This is another really easy one to do with dogs.

Position a lot of interesting items around your garden when your dog is not present, or use an empty field or pathway. Make sure there is plenty of space between the items, and include stinky things as well as food. Put your dog on a lead, preferably using a long line where you’ve given the dog 2m or so of the 10. If they try to pull forward, stop dead. Your dog may then choose to do something else, like come back. In that case, you can let the lead out and say your marker word like ‘Get it!’. Whatever your dog offers may be the basis of a really nice ‘Mother, May I?’ request. Some dogs look back. That’s fine. You can use ‘Get it!’ if you want to shape and build that behaviour. Some dogs come back. That’s fine too. Some dogs slack off. Lidy sits. Ideally, what you want is some engagement with you. You’re the one with the lead. I’ve been shaping eye contact from Lidy. Sitting for permission to go chase cows doesn’t cut it for me.
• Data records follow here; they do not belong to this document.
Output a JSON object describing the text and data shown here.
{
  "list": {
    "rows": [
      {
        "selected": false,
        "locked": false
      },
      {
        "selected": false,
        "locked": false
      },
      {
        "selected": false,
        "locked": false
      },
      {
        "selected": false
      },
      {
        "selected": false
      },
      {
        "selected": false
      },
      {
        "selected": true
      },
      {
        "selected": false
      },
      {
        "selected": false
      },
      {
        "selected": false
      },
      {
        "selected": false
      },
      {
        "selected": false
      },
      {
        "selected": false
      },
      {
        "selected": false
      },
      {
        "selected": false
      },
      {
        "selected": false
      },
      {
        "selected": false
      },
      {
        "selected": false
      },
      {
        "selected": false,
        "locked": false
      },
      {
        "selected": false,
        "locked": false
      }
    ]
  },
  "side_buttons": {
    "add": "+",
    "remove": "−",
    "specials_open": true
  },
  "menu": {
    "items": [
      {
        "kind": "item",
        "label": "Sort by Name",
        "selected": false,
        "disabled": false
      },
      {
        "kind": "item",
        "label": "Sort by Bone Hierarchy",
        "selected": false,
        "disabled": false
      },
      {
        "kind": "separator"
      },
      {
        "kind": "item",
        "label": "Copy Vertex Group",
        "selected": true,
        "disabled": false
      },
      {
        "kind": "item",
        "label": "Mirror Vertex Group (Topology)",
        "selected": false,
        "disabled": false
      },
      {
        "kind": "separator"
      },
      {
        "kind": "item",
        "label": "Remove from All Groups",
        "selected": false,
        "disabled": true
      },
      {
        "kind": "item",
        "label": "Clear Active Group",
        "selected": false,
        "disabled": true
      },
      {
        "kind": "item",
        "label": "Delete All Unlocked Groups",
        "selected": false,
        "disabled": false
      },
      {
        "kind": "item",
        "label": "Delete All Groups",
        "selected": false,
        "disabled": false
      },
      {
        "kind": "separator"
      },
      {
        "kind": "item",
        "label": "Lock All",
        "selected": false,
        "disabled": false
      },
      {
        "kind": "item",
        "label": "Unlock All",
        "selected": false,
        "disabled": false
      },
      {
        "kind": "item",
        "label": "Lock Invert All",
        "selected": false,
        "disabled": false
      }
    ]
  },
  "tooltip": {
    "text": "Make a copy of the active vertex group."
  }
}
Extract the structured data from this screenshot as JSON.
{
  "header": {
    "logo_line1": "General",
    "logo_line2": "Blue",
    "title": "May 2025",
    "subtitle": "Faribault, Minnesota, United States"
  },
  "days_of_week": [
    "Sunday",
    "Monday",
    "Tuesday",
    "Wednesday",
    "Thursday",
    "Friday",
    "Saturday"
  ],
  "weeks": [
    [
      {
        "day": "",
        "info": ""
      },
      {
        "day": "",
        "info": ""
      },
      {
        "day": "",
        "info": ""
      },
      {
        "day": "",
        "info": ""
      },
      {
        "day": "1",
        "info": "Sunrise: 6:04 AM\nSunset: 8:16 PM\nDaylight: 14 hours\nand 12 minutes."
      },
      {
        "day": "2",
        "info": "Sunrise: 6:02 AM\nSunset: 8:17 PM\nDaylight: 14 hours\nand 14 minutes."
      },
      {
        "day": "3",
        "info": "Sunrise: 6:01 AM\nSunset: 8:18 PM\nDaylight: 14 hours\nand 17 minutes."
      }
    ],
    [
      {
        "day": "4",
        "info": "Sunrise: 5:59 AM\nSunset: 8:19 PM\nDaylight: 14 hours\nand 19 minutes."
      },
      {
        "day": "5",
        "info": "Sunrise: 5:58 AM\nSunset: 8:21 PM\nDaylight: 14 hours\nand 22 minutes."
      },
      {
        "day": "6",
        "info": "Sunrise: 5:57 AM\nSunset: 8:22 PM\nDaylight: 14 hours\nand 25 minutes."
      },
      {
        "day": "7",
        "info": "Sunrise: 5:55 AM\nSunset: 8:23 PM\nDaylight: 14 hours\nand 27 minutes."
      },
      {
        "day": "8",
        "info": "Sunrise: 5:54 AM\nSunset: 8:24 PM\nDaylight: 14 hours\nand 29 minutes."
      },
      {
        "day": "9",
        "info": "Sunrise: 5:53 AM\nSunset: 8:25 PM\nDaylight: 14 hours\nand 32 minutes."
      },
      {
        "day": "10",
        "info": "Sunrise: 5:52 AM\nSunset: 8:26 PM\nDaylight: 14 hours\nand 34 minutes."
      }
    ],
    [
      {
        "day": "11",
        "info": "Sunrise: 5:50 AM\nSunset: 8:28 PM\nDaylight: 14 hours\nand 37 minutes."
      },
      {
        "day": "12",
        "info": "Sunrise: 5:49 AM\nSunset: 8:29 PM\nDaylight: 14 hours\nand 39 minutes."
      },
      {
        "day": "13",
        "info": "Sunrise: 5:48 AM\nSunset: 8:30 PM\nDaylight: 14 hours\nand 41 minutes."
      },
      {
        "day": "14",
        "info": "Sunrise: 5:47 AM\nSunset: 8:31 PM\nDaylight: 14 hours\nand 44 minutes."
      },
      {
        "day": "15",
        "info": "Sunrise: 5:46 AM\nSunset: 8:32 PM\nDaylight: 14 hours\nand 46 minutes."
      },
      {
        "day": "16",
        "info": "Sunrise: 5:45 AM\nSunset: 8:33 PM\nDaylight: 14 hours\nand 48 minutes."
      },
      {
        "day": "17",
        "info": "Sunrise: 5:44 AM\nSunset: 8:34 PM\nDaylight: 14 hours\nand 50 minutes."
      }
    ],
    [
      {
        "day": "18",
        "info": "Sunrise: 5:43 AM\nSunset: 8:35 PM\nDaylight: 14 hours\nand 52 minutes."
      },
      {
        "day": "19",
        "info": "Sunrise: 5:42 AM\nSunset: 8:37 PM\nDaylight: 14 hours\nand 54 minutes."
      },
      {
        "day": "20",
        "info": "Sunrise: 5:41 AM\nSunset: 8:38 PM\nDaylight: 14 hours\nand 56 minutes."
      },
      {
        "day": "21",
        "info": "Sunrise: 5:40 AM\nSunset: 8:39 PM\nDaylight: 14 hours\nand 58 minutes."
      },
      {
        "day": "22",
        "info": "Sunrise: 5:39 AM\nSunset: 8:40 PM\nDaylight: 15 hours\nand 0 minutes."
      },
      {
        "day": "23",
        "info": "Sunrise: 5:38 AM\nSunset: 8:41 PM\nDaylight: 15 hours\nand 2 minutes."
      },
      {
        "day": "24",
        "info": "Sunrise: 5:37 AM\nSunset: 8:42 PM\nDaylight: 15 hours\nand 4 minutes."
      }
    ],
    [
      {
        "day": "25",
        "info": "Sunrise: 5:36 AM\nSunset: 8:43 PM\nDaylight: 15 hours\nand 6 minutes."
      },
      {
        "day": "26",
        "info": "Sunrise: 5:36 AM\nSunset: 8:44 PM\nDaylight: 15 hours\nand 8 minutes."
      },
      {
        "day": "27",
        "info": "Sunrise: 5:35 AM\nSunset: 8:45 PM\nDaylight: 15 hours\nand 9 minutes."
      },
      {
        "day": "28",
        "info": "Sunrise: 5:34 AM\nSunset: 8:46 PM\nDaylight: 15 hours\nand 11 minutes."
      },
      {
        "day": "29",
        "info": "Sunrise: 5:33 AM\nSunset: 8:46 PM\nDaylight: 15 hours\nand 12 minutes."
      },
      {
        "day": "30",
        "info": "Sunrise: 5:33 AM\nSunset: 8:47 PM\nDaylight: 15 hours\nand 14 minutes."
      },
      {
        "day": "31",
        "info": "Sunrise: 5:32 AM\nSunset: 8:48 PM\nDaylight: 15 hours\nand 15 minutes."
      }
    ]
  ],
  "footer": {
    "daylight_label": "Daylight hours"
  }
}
At first, you can navigate the course with ‘Get it!’ cues. Then you can add in ‘Leave it!’ cues (you don’t get to get it at all) and ‘Wait!’ cues (you can have it in a second).

What you have are parameters and a dog who knows to ask if they can go forward and that lunging does not work. Technically, you’re replacing lunging with a ‘Mother May I?’

Dogs who have frustration issues will find this insanely hard. That’s why you absolutely have to start with the simple stuff like ‘no mugging’ and to make sure they’re really good at waiting and leaving items. You can also add in other cues like ‘Go Sniff’.

Using these isn’t a matter of a robotic military drill on a walk…

‘Heel… Leave it… Heel… Wait… Heel… Get it… Heel… Go sniff…’

You’re not a helicopter parent micromanaging their every behaviour.

What happens though is impulsivity slacks off. It is not rewarded in any of these games. Patience is rewarded. Waiting is rewarded. Checking in is rewarded.

The other day, a bird flew out of a hedge right near Lidy’s head. Did she leap on it? No. Did I have to say ‘Leave it!’. No. She moved forward as if to leap on it … and then she stopped. She didn’t sit and look at me as if I am a cruel beast for not letting her try to chomp birds. She just went back to what she was doing. The bird didn’t set off her primitive ‘leap on it now!’ brain circuitry. Well, it did a little. Then her fully exercised self-control and thought muscle kicked in. No point chasing a bird who has gone. The moment was over.

What you find with impulse control activities is that your dog is building up some space between thinking and action in order for training to kick in. They’re also learning to defer to you if they don’t make good decisions. For those of us trying to break superstitious behaviours where the dog impulsively barks or lunges and we can’t make headway because we can’t break the link between the thing appearing and our dog lunging, impulse control often gives us the wiggle room. This is so important for dogs who are impulsively aggressive or reactive. The big, slow neocortex can kick in and take over with its ability to rationalise and to control voluntary movements, rather than the zippy limbic system and reptilian bits of the brain making impulsive decisions first.

If you want to move from impulsive actions to a zen calm, teaching your dog about parameters is essential.